ING reins in exposure to potentially-bad euro debt
AMSTERDAM—ING Groep NV, the bailed-out Dutch bank and insurer, said Friday it sold a further euro1.2 billion ($1.54 billion) worth of bonds issued by southern European nations, as it continues efforts to reduce risks to its balance sheet.
The firm, which is due to split into two by next year, is seeking to alter its business model after running into deep trouble during the financial crisis that started in 2008 following the collapse of U.S. investment bank Lehman Brothers.
Its CEO Jan Hommen said the company's banking arm plans to return to a more traditional approach, relying more on funding from retail depositors and less on financial markets, and investing more in business loans rather than in financial products developed by other banks.
Even after the sales undertaken during the fourth quarter of 2011, ING holds euro2 billion of bonds from southern Europe, mostly from Italy. Worries over the level of debts in a number of euro countries have reduced the market value of their bonds.
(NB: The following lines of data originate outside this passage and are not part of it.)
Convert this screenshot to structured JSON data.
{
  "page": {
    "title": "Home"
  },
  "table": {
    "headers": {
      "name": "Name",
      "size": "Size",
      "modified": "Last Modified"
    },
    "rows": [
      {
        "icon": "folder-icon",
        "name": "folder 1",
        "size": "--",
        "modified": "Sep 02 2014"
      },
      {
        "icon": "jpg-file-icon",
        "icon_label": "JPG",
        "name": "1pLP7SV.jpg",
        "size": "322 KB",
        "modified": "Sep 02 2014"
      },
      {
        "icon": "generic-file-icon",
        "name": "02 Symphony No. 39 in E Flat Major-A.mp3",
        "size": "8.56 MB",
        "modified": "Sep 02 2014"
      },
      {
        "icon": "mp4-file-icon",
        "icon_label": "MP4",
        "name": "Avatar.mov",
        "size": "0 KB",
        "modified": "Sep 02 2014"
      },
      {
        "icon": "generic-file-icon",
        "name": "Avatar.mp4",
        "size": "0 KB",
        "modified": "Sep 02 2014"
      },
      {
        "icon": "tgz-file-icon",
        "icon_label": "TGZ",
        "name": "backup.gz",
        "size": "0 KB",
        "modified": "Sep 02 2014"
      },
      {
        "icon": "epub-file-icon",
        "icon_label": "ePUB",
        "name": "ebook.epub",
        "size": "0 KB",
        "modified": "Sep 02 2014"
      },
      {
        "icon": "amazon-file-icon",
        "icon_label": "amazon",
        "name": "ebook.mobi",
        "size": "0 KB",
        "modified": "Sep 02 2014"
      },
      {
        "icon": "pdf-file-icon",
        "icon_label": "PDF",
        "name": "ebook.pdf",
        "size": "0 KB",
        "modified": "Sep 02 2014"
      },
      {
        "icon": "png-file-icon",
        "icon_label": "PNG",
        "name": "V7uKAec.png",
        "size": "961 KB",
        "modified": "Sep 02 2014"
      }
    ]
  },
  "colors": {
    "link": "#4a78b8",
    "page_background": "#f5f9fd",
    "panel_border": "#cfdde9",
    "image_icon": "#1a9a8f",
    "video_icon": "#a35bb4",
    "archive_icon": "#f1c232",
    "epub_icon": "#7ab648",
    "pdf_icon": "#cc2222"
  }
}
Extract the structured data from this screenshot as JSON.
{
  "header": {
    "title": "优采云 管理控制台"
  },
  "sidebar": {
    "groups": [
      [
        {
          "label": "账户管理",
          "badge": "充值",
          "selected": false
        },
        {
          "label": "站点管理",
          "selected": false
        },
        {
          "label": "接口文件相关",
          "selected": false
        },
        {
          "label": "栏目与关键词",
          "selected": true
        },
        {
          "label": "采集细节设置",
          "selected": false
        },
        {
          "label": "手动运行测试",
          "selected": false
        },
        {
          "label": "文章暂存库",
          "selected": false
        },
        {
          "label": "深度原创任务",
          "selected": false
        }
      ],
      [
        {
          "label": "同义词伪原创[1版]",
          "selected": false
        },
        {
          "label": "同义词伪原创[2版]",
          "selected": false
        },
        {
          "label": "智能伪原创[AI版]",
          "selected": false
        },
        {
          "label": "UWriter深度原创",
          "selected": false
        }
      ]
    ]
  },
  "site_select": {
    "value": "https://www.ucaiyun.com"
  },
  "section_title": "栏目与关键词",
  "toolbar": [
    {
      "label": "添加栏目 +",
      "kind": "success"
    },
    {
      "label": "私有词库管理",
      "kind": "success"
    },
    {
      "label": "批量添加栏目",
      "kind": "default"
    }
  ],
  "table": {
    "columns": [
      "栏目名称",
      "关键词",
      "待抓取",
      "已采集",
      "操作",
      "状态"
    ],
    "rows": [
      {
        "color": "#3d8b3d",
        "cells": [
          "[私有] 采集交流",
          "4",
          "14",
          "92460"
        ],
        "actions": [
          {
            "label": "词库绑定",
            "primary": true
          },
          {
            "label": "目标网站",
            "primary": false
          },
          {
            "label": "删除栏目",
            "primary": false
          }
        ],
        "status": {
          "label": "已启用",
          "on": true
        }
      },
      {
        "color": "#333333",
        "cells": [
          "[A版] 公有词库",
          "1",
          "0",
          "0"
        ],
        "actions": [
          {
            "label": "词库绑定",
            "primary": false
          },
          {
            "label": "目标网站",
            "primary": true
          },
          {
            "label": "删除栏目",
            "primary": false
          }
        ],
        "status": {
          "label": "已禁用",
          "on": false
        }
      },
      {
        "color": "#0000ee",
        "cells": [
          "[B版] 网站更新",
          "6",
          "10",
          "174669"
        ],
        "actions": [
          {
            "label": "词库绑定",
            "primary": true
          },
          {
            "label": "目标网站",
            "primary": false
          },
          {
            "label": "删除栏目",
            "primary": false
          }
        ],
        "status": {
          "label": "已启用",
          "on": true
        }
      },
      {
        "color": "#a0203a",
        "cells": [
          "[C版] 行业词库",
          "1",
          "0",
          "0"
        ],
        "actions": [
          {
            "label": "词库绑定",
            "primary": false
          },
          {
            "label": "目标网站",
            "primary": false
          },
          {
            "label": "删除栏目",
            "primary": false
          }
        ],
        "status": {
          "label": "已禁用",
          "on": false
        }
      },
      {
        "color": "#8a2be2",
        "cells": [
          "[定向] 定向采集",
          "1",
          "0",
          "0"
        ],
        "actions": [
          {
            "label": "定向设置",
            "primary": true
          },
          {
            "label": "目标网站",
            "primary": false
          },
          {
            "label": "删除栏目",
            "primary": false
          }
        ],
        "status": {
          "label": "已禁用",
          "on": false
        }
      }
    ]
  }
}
Greece is negotiating with private creditors to get them to reduce the value of their holdings of Greek debt by 50 percent.
ING is due to report fourth quarter earnings on Feb. 9. and announced new strategy plans at a meeting with investors Friday.
Hommen said the company plans to pay no dividends until it repays the remaining euro3 billion of the euro10 billion in direct aid it received from the Dutch state in 2008. That should be done "as soon as possible," but not necessarily by May 2012 as ING had previously said.
"Given the ongoing crisis in the eurozone and increasing regulatory capital requirements, we need to take a cautious approach and pay special attention to liquidity, funding and capital," Hommen said, abandoning the original deadline.
Shares fell 2.6 percent to euro6.038 in Amsterdam.
"We are not surprised that ING is giving its capital position priority over the repayment of state aid," said analyst Lemer Salah of SNS Securities. "Although the 'less-and-later' aspects of today's message are a disappointment, we feel comfortable with our 'buy' recommendation because of the fundamental attractiveness of what will remain in the medium term."
The EU Commission has ordered ING to split itself into separate insurance and banking companies by 2013 in response to the state support it received during the crisis, which also included the Netherlands assuming most of the risk for ING's portfolio of U.S. mortgage-backed securities. ING plans to sell its European and Asian insurance business, and spin off its U.S. insurance and asset management arm in an initial public offering of shares by the end of 2013.
Though Hommen said regulatory demands were "limiting banks' ability to grow," he laid out the hope that ING's banking arm will prosper by returning to a more traditional model of seeking funding from retail depositors and then lending the money to businesses itself.
In the years before the crisis, European banks generally raised increasing amounts of short-term funding from financial markets and invested in exotic financial products -- such as mortgage-backed securities and derivatives -- that they did not themselves create.
As short term credit markets are increasingly closed to European banks, many have been forced to turn to the European Central Bank for funding. Hommen told investors he would seriously consider taking advantage of the ECB's second offer of three-year funding at 1 percent in February.
"It's too attractive to pass up," he said.
ING's presentation Friday noted it is continuing attempts to sell "non-core" assets to shrink its balance sheet, without elaborating on which.
Hommen said ING's strategy changes will "improve the quality of the overall asset side and produce a better return, with a low risk balance sheet."